Banks avoid Christmas parties so as not to offend the public

With the increase in scandals and the number of banks still dependent on the public purse, the 2013 Christmas party season for most banks is about decency over corruption.

Big festive parties are being avoided for fear of an angry public. Some events are even being switched to January when having such parties is cheaper. Some financial institutions are even opting for carol concerts in order to raise money for charity.

According to a senior investment banker, it is important for them not to be seen to be enjoying themselves. Before the global financial crisis that took place in 2008, a specially erected tent n London’s Canary Wharf offered Christmas bashes that had a sit-down dinner, some champagne and a band for banks like HSBC and Lehman Brothers.

Five years down the line, Lehman Brothers no longer exists, and parties for employees are very rare. Currently, London’s financial institutions are chipping in some modest sums between £20 and £50 per head for Christmas while in some companies employees are funding their own Christmas celebrations.

According to Ruth Lawton-Owen, the sales and marketing director for event firms Blue Strawberry and Table Talk that has major investment companies and banks as its major clients, indicated that since 2009 when the recession hit really hard, there has been an increase in client awareness about what is considered decent.

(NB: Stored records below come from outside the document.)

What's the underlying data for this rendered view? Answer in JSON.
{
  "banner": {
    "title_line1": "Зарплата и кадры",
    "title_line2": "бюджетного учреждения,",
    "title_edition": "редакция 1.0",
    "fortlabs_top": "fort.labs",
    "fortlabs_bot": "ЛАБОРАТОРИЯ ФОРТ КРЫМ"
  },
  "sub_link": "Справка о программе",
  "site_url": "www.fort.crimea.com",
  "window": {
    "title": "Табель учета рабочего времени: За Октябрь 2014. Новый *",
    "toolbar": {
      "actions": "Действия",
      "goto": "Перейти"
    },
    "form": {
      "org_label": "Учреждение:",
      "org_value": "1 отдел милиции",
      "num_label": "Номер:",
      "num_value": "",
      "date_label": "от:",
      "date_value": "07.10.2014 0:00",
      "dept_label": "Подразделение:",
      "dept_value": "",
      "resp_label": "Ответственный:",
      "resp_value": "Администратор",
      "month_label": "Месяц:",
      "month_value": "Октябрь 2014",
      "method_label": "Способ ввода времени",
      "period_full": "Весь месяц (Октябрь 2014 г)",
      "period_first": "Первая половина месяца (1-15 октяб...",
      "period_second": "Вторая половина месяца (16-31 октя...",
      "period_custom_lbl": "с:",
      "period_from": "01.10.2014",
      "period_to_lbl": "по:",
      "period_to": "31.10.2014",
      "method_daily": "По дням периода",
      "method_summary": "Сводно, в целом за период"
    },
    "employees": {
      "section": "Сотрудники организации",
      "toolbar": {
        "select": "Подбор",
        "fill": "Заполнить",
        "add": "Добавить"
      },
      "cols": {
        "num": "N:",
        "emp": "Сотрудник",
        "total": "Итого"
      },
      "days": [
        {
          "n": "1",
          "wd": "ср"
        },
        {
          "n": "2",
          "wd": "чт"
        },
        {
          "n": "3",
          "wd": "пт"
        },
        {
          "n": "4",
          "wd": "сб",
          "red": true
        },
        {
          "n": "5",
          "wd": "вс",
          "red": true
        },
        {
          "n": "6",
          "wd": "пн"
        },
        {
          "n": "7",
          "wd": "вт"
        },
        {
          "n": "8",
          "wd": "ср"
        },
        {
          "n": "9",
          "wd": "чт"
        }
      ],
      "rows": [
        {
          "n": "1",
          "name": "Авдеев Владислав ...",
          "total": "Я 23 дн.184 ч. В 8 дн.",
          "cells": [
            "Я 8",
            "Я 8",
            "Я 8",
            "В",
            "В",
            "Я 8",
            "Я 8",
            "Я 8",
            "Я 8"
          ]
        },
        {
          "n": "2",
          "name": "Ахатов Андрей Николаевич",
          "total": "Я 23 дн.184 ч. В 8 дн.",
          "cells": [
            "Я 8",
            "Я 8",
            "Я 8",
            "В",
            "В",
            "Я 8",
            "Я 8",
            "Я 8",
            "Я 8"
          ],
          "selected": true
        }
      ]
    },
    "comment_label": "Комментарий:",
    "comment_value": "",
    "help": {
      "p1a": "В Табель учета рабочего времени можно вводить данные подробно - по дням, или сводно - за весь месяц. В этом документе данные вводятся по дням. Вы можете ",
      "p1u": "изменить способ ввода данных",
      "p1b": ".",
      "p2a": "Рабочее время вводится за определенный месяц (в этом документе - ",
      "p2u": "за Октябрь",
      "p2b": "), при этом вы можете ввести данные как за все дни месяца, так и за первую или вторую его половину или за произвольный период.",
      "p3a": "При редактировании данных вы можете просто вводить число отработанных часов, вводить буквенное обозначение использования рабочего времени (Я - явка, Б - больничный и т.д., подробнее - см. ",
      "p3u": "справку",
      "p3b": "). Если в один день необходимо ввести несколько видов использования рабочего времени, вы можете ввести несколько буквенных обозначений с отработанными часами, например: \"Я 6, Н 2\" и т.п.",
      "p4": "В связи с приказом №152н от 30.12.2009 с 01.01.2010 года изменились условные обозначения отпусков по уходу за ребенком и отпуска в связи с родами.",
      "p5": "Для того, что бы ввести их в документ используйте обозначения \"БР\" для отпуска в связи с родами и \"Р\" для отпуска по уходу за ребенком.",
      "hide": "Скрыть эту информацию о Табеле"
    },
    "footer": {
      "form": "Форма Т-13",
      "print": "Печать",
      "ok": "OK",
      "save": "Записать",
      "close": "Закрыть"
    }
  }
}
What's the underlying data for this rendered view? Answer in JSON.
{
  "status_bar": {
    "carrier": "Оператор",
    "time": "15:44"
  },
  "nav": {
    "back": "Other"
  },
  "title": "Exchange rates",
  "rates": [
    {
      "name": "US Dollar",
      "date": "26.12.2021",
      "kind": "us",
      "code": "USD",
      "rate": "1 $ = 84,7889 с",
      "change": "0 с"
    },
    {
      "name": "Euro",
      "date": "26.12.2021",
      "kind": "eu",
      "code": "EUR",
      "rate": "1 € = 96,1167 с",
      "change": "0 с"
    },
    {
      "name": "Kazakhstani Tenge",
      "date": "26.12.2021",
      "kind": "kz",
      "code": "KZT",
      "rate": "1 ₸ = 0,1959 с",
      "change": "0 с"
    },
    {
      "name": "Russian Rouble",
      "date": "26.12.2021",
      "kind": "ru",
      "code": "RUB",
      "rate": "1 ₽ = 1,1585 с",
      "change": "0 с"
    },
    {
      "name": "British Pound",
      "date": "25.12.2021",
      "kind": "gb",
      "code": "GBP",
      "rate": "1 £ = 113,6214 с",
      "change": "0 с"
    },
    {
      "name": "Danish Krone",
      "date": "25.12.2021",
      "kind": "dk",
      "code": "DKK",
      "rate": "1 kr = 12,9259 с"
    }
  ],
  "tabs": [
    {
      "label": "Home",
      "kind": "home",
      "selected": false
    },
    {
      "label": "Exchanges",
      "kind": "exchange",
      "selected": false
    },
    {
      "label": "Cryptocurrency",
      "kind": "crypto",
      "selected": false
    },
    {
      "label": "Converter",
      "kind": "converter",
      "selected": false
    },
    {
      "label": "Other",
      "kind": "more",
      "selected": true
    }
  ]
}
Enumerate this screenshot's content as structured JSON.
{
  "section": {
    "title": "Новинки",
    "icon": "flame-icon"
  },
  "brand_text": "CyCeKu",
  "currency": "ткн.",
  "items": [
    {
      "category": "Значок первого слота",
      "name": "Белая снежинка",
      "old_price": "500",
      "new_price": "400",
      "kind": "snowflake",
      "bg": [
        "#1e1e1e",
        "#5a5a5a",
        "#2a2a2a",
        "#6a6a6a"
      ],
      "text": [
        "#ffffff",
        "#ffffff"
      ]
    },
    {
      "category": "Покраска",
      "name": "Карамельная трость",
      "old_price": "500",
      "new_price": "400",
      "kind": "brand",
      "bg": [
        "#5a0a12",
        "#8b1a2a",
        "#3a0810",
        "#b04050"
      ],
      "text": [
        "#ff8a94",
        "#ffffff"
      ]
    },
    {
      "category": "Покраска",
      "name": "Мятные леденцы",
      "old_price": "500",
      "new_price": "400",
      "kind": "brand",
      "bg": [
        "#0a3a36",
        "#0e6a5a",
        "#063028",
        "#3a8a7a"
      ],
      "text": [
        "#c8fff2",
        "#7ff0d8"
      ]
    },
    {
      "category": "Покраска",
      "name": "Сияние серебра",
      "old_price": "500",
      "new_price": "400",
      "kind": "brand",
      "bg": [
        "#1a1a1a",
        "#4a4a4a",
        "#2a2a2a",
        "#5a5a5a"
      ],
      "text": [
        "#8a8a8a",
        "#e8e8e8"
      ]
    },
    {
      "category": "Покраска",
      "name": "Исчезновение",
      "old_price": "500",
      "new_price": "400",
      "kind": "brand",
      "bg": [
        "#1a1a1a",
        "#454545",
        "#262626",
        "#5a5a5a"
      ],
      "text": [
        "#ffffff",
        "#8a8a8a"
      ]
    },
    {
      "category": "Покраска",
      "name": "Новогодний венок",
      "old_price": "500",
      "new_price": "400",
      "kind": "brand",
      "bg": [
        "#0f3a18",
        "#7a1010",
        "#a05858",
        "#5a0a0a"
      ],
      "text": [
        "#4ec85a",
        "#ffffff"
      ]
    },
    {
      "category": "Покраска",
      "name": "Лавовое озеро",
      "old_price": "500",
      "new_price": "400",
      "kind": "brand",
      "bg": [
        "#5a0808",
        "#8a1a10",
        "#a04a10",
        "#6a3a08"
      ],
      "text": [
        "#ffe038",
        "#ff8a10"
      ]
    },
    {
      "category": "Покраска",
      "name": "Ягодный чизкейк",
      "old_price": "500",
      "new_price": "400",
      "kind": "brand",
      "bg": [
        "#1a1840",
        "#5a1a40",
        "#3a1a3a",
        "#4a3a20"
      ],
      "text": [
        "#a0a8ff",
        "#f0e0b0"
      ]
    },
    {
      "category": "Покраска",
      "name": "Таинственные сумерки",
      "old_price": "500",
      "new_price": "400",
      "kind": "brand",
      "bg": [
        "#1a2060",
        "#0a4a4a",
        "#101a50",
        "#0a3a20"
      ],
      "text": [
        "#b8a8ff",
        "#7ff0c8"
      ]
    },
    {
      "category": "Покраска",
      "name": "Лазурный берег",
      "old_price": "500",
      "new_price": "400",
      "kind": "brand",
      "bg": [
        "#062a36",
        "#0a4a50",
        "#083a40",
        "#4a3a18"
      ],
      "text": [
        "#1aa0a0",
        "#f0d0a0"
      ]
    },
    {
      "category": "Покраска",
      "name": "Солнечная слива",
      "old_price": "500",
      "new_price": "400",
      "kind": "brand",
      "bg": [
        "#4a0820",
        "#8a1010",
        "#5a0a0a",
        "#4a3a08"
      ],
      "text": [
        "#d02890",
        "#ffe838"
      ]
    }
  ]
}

The Largest bank in Europe, HSBC did not comment on how its employees would celebrate this year. Currently, entertainment budgets are mainly dedicated to clients and parties need to have a clear business mind. Lawton-Owen added that at the moment no-one would throw their money any more, if there is a party, the boss would want to know from employees, if they were able to get business deals from the party. She went on to say that most events take place in January when firms can be able to negotiate better deals.